  • n. Plural form of fallacy.


Sorry, no etymologies found.


  • In response to Ms. David's new book about global warming, for example, the Science & Public Policy Institute, a nonprofit in Washington that takes aim at what it calls fallacies about global warming, issued a press release saying the book "is intentionally designed to propagandize unsuspecting schoolchildren who don't have enough knowledge to know what is being done to them."

    Inconvenient Youths

  • The obvious cure for these fallacies is enhanced education in relatively new fields such as economics, biology, and probability and statistics ... no matter how valuable a subject may be, there are only twenty-four hours in a day, and a decision to teach one subject is also a decision not to teach another one.

    The Case for Teaching Economics, Arnold Kling | EconLog | Library of Economics and Liberty

  • The evidence you offer to show that these are not actually fallacies is the mere fact that many people persist in believing them, which is not at all contradictory to Caplan's theory.

    The Myth of the Rational Voter, Sowell Edition, Bryan Caplan | EconLog | Library of Economics and Liberty

  • This index of logical fallacies is a great source for those inclined to refresh their recollection of the classical rules of argument.

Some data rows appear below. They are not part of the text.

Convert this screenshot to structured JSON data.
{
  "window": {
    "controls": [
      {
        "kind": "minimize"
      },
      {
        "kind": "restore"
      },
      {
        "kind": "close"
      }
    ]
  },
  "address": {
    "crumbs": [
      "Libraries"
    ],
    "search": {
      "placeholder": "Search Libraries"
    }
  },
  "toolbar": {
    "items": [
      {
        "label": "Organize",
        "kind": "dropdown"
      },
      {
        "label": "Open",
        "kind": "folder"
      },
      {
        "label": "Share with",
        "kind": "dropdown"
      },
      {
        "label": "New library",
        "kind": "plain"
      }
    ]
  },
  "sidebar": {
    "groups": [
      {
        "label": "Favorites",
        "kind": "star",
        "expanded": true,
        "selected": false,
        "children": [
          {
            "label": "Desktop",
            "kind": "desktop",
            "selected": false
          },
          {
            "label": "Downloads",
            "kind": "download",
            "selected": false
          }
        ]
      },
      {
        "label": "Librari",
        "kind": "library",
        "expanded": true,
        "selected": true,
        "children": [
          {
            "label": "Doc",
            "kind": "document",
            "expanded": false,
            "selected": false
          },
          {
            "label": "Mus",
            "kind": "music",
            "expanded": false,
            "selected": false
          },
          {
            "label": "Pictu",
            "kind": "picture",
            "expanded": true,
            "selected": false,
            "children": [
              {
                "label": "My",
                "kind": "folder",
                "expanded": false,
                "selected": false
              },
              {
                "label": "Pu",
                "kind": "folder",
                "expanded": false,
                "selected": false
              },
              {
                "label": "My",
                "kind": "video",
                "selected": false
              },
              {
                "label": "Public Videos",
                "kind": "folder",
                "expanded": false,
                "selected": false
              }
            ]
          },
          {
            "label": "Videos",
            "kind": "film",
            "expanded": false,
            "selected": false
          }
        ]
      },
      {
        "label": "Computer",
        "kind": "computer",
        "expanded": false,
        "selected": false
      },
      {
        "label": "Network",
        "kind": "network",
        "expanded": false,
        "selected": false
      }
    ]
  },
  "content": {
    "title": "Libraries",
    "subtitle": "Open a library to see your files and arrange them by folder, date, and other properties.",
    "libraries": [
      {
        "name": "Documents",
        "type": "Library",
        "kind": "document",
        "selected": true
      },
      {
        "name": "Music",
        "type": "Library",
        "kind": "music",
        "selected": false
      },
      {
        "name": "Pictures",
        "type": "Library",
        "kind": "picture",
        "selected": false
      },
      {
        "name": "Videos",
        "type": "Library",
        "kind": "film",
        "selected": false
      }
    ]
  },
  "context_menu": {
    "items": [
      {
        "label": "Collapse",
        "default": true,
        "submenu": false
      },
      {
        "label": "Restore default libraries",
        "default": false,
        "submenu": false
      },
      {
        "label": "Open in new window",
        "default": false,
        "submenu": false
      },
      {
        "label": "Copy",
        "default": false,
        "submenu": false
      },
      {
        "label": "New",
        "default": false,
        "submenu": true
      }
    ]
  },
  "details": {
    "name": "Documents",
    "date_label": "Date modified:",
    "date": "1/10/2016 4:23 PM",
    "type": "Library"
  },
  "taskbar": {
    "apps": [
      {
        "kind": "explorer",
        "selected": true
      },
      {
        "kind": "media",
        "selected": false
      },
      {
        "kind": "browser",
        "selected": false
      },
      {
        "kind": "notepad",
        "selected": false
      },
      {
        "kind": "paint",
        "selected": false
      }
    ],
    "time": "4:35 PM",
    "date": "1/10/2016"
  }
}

  • Bulgakov’s approach to human fallacies is fundamentally lighthearted in its essence and while he tries to expose our errors, it never feels like he is preaching or anything.

    Mikhail A. Bulgakov - Master and Margarita (Book Review)

  • As a result, informal fallacies may be classified as fallacies of relevance and fallacies of ambiguity.

    Concise Dictionary of Religion

  • The aftermath of this failure of the fallacies has been the appearance of two distinct reactions -- one of resentment, and one of reasonableness.

    The United States—Its General Atmosphere and Conditions

  • Owl, however, was a very talented bird, and one felt that even his fallacies were a mark of attainments beyond those common to his race.

    'That Very Mab'

  • (or relevant logic) is the idea of capturing a notion of entailment that doesn't fall foul of the so-called fallacies of relevance, or paradoxes of (material and strict) implication.

    Impossible Worlds

  • In addition, the truly valuable critic avoids what Dewey thinks are the two "fallacies" of criticism.

    June 2010


Log in or sign up to get involved in the conversation. It's quick and easy.